To do: The string "true" appears in some lines of the data. Report how many, with no other words.
** Opening Raw data block **
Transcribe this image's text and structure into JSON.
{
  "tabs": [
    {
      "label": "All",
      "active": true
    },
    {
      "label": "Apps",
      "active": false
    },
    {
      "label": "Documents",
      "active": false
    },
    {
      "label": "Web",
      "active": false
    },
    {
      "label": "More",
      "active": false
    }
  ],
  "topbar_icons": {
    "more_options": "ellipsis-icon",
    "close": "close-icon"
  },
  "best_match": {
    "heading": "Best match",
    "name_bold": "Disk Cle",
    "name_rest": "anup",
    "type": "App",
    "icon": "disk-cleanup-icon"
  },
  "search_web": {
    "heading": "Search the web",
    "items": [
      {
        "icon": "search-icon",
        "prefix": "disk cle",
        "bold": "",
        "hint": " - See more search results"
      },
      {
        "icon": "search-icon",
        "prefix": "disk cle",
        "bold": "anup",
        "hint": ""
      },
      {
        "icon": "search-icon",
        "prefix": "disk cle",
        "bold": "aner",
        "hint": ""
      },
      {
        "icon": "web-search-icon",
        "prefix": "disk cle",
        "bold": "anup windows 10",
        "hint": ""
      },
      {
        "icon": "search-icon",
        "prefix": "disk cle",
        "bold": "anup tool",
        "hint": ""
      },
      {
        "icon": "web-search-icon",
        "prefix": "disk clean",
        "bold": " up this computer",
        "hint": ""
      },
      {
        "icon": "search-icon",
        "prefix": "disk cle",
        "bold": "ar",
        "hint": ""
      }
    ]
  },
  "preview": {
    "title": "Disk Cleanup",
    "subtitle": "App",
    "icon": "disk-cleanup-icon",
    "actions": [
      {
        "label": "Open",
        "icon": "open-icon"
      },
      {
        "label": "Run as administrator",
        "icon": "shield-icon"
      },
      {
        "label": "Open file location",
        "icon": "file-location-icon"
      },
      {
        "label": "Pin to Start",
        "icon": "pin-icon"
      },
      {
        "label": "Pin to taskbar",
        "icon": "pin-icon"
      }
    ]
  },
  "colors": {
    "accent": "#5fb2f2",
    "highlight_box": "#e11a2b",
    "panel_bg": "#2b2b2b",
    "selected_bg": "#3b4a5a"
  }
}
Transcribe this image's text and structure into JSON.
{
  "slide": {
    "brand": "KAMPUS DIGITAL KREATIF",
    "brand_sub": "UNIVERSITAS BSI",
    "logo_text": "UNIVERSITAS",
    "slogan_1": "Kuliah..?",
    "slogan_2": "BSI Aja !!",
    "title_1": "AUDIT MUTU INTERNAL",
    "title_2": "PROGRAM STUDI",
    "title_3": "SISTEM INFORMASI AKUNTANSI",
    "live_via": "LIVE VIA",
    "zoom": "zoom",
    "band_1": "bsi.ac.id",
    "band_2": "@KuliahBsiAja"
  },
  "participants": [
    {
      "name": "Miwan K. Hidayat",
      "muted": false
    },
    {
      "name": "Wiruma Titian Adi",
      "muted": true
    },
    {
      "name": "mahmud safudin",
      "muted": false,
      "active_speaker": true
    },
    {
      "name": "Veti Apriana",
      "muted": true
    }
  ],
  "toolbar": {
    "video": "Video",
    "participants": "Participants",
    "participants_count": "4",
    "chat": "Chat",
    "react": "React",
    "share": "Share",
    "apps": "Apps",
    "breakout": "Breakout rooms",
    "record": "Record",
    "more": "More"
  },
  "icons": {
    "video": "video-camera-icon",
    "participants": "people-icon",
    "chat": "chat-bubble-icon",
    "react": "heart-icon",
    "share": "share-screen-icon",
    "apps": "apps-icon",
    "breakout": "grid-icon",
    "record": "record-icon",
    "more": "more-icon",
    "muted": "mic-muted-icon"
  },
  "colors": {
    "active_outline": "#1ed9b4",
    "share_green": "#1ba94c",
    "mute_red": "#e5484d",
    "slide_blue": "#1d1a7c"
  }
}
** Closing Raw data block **
Answer to the problem: 4